MATERIAL FOR THE TASK —
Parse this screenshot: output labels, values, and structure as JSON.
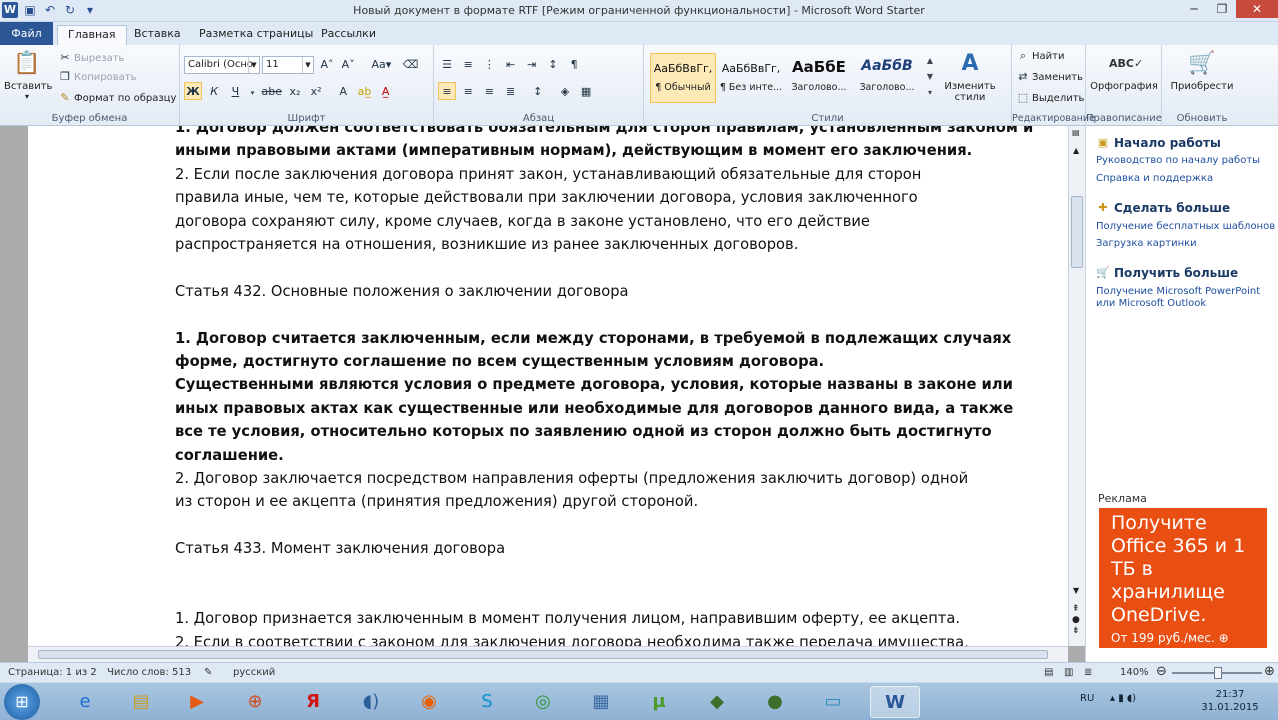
{
  "window": {
    "title": "Новый документ в формате RTF [Режим ограниченной функциональности] - Microsoft Word Starter"
  },
  "tabs": {
    "file": "Файл",
    "home": "Главная",
    "insert": "Вставка",
    "layout": "Разметка страницы",
    "mailings": "Рассылки"
  },
  "ribbon": {
    "clipboard": {
      "paste": "Вставить",
      "cut": "Вырезать",
      "copy": "Копировать",
      "format_painter": "Формат по образцу",
      "label": "Буфер обмена"
    },
    "font": {
      "name": "Calibri (Осно",
      "size": "11",
      "label": "Шрифт",
      "bold": "Ж",
      "italic": "К",
      "underline": "Ч",
      "strike": "abe",
      "sub": "x₂",
      "sup": "x²"
    },
    "paragraph": {
      "label": "Абзац"
    },
    "styles": {
      "label": "Стили",
      "items": [
        {
          "preview": "АаБбВвГг,",
          "name": "¶ Обычный"
        },
        {
          "preview": "АаБбВвГг,",
          "name": "¶ Без инте..."
        },
        {
          "preview": "АаБбЕ",
          "name": "Заголово..."
        },
        {
          "preview": "АаБбВ",
          "name": "Заголово..."
        }
      ],
      "change_styles": "Изменить стили"
    },
    "editing": {
      "find": "Найти",
      "replace": "Заменить",
      "select": "Выделить",
      "label": "Редактирование"
    },
    "proofing": {
      "spelling": "Орфография",
      "label": "Правописание"
    },
    "upgrade": {
      "button": "Приобрести",
      "label": "Обновить"
    }
  },
  "document": {
    "lines": [
      {
        "text": "1. Договор должен соответствовать обязательным для сторон правилам, установленным законом и",
        "bold": true
      },
      {
        "text": "иными правовыми актами (императивным нормам), действующим в момент его заключения.",
        "bold": true
      },
      {
        "text": "2. Если после заключения договора принят закон, устанавливающий обязательные для сторон",
        "bold": false
      },
      {
        "text": "правила иные, чем те, которые действовали при заключении договора, условия заключенного",
        "bold": false
      },
      {
        "text": "договора сохраняют силу, кроме случаев, когда в законе установлено, что его действие",
        "bold": false
      },
      {
        "text": "распространяется на отношения, возникшие из ранее заключенных договоров.",
        "bold": false
      },
      {
        "text": "",
        "bold": false
      },
      {
        "text": "Статья 432. Основные положения о заключении договора",
        "bold": false
      },
      {
        "text": "",
        "bold": false
      },
      {
        "text": "1. Договор считается заключенным, если между сторонами, в требуемой в подлежащих случаях",
        "bold": true
      },
      {
        "text": "форме, достигнуто соглашение по всем существенным условиям договора.",
        "bold": true
      },
      {
        "text": "Существенными являются условия о предмете договора, условия, которые названы в законе или",
        "bold": true
      },
      {
        "text": "иных правовых актах как существенные или необходимые для договоров данного вида, а также",
        "bold": true
      },
      {
        "text": "все те условия, относительно которых по заявлению одной из сторон должно быть достигнуто",
        "bold": true
      },
      {
        "text": "соглашение.",
        "bold": true
      },
      {
        "text": "2. Договор заключается посредством направления оферты (предложения заключить договор) одной",
        "bold": false
      },
      {
        "text": "из сторон и ее акцепта (принятия предложения) другой стороной.",
        "bold": false
      },
      {
        "text": "",
        "bold": false
      },
      {
        "text": "Статья 433. Момент заключения договора",
        "bold": false
      },
      {
        "text": "",
        "bold": false
      },
      {
        "text": "",
        "bold": false
      },
      {
        "text": "1. Договор признается заключенным в момент получения лицом, направившим оферту, ее акцепта.",
        "bold": false
      },
      {
        "text": "2. Если в соответствии с законом для заключения договора необходима также передача имущества,",
        "bold": false
      }
    ]
  },
  "sidepane": {
    "start_title": "Начало работы",
    "start_links": [
      "Руководство по началу работы",
      "Справка и поддержка"
    ],
    "more_title": "Сделать больше",
    "more_links": [
      "Получение бесплатных шаблонов",
      "Загрузка картинки"
    ],
    "get_title": "Получить больше",
    "get_links": [
      "Получение Microsoft PowerPoint или Microsoft Outlook"
    ],
    "ad_label": "Реклама",
    "ad_headline": "Получите Office 365 и 1 ТБ в хранилище OneDrive.",
    "ad_price": "От 199 руб./мес.",
    "ad_brand": "Office 365",
    "ad_color": "#e94e13"
  },
  "status": {
    "page": "Страница: 1 из 2",
    "words": "Число слов: 513",
    "lang": "русский",
    "zoom": "140%"
  },
  "taskbar": {
    "lang": "RU",
    "time": "21:37",
    "date": "31.01.2015"
  }
}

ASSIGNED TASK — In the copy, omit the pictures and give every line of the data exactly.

EXPECTED OUTPUT —
Parse this screenshot: output labels, values, and structure as JSON.
{
  "window": {
    "title": "Новый документ в формате RTF [Режим ограниченной функциональности] - Microsoft Word Starter"
  },
  "tabs": {
    "file": "Файл",
    "home": "Главная",
    "insert": "Вставка",
    "layout": "Разметка страницы",
    "mailings": "Рассылки"
  },
  "ribbon": {
    "clipboard": {
      "paste": "Вставить",
      "cut": "Вырезать",
      "copy": "Копировать",
      "format_painter": "Формат по образцу",
      "label": "Буфер обмена"
    },
    "font": {
      "name": "Calibri (Осно",
      "size": "11",
      "label": "Шрифт",
      "bold": "Ж",
      "italic": "К",
      "underline": "Ч",
      "strike": "abe",
      "sub": "x₂",
      "sup": "x²"
    },
    "paragraph": {
      "label": "Абзац"
    },
    "styles": {
      "label": "Стили",
      "items": [
        {
          "preview": "АаБбВвГг,",
          "name": "¶ Обычный"
        },
        {
          "preview": "АаБбВвГг,",
          "name": "¶ Без инте..."
        },
        {
          "preview": "АаБбЕ",
          "name": "Заголово..."
        },
        {
          "preview": "АаБбВ",
          "name": "Заголово..."
        }
      ],
      "change_styles": "Изменить стили"
    },
    "editing": {
      "find": "Найти",
      "replace": "Заменить",
      "select": "Выделить",
      "label": "Редактирование"
    },
    "proofing": {
      "spelling": "Орфография",
      "label": "Правописание"
    },
    "upgrade": {
      "button": "Приобрести",
      "label": "Обновить"
    }
  },
  "document": {
    "lines": [
      {
        "text": "1. Договор должен соответствовать обязательным для сторон правилам, установленным законом и",
        "bold": true
      },
      {
        "text": "иными правовыми актами (императивным нормам), действующим в момент его заключения.",
        "bold": true
      },
      {
        "text": "2. Если после заключения договора принят закон, устанавливающий обязательные для сторон",
        "bold": false
      },
      {
        "text": "правила иные, чем те, которые действовали при заключении договора, условия заключенного",
        "bold": false
      },
      {
        "text": "договора сохраняют силу, кроме случаев, когда в законе установлено, что его действие",
        "bold": false
      },
      {
        "text": "распространяется на отношения, возникшие из ранее заключенных договоров.",
        "bold": false
      },
      {
        "text": "",
        "bold": false
      },
      {
        "text": "Статья 432. Основные положения о заключении договора",
        "bold": false
      },
      {
        "text": "",
        "bold": false
      },
      {
        "text": "1. Договор считается заключенным, если между сторонами, в требуемой в подлежащих случаях",
        "bold": true
      },
      {
        "text": "форме, достигнуто соглашение по всем существенным условиям договора.",
        "bold": true
      },
      {
        "text": "Существенными являются условия о предмете договора, условия, которые названы в законе или",
        "bold": true
      },
      {
        "text": "иных правовых актах как существенные или необходимые для договоров данного вида, а также",
        "bold": true
      },
      {
        "text": "все те условия, относительно которых по заявлению одной из сторон должно быть достигнуто",
        "bold": true
      },
      {
        "text": "соглашение.",
        "bold": true
      },
      {
        "text": "2. Договор заключается посредством направления оферты (предложения заключить договор) одной",
        "bold": false
      },
      {
        "text": "из сторон и ее акцепта (принятия предложения) другой стороной.",
        "bold": false
      },
      {
        "text": "",
        "bold": false
      },
      {
        "text": "Статья 433. Момент заключения договора",
        "bold": false
      },
      {
        "text": "",
        "bold": false
      },
      {
        "text": "",
        "bold": false
      },
      {
        "text": "1. Договор признается заключенным в момент получения лицом, направившим оферту, ее акцепта.",
        "bold": false
      },
      {
        "text": "2. Если в соответствии с законом для заключения договора необходима также передача имущества,",
        "bold": false
      }
    ]
  },
  "sidepane": {
    "start_title": "Начало работы",
    "start_links": [
      "Руководство по началу работы",
      "Справка и поддержка"
    ],
    "more_title": "Сделать больше",
    "more_links": [
      "Получение бесплатных шаблонов",
      "Загрузка картинки"
    ],
    "get_title": "Получить больше",
    "get_links": [
      "Получение Microsoft PowerPoint или Microsoft Outlook"
    ],
    "ad_label": "Реклама",
    "ad_headline": "Получите Office 365 и 1 ТБ в хранилище OneDrive.",
    "ad_price": "От 199 руб./мес.",
    "ad_brand": "Office 365",
    "ad_color": "#e94e13"
  },
  "status": {
    "page": "Страница: 1 из 2",
    "words": "Число слов: 513",
    "lang": "русский",
    "zoom": "140%"
  },
  "taskbar": {
    "lang": "RU",
    "time": "21:37",
    "date": "31.01.2015"
  }
}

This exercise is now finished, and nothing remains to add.